\begin{aligned} \hat{P} & = s(\hat{P}+\frac{Q}{4}) + (1-s)p^2 \\ \hat{P} & = s\hat{P} + \frac{1}{4}sQ + (1-s)p^2\\ \hat{P} - s\hat{P} & = \frac{1}{4}sQ + (1-s)p^2 \\ \hat{P}(1-s) & = \frac{1}{4}sQ + (1-s)p^2 \end{aligned}

then solving for $$\hat{P}$$ (or $$\hat{R}$$ as necessary) gives the equilibrium genotype frequency

\begin{aligned} \hat{P} & = \frac{s\frac{Q}{4}}{(1-s)} + p^2\\ \hat{P} & = \frac{\frac{1}{4}s\frac{(1-s)4pq}{2-s}}{(1-s)} + p^2\\ \hat{P} & = \frac{spq}{2-s} + p^2 \end{aligned}

Since the genotype frequencies tend towards an equilibrium, then the inbreeding parameter, $$F$$, will also tend towards its corresponding equilibrium, $$\hat{f}$$. The value of this equilibrium can be found by substituting the expected heterozygote frequency

$\hat{Q}=\frac{(1-s)4pq}{2-s}$

into the inbreeding equation and putting it in place of $$H_O$$.

$F = 1 - \frac{H_O}{H_E}$

and simplifying in a few steps we get

$\hat{F} = \frac{s}{2-s}$

The rage at which $$F$$ goes from 0 to $$\hat{F}$$ can be estimated much like the derivation provided for changes in allele frequencies due to mutation.

It is

$F_t = \frac{s}{2-s}\left[ 1-\frac{s^t}{2} \right] + \left[\frac{s}{2}\right]^tF_0$

depending upon only the selfing rate, the starting inbreeding level, and the current generation.

Here is a little gadget to play with that allows you to manipulate $$F_0$$, $$s$$ and the number of generations ($$T$$).

12.2 Estimating Selfing Rates
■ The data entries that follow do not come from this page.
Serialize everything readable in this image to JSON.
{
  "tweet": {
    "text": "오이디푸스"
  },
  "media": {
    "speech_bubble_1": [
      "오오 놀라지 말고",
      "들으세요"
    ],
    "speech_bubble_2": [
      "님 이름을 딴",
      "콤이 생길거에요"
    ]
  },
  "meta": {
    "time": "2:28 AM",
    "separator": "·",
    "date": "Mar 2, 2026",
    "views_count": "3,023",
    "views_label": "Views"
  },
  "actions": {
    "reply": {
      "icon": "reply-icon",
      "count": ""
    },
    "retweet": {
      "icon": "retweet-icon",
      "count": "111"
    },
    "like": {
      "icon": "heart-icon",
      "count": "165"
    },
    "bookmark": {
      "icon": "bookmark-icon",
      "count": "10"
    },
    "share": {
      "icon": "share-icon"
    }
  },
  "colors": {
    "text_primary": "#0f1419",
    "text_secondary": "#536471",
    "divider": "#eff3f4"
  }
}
As with most things in population genetics, these expectations provide nice descriptions of what we expect to see in the wild, but at the end of the day we are stuck with a bunch of raw genotypes and the need to find an estimation of $$s$$. In fact, it is usually the value of $$s$$ that we are most interested in seeking, not the value of $$F$$. It is possible though, to rearrange the equilibrium expectation of $$\hat{F}$$, solving for s and thereby providing a first approximation for population-level selfing rates (or at least the equivalent selfing rate given a bunch of other expectations).

$\hat{s} = \frac{2F}{1+F}$

In some cases, this approximation would make sense—cases such as a study of plants where selfing is a potential outcome of mating (e.g., Schemske & Lande 1985)—but may be somewhat meaningless (in a direct sense) to species whose mating system does not allow selfing (e.g., most non-plant species). That said, the estimate $$\hat{s}$$ is an idealized parameter and because it is based solely upon inbreeding, $$F$$, it is an integrative parameter incorporating mating patterns not just during a single round of mating but as an accumulation across many mating events as well as other forms of non-random mating such as consanguinity.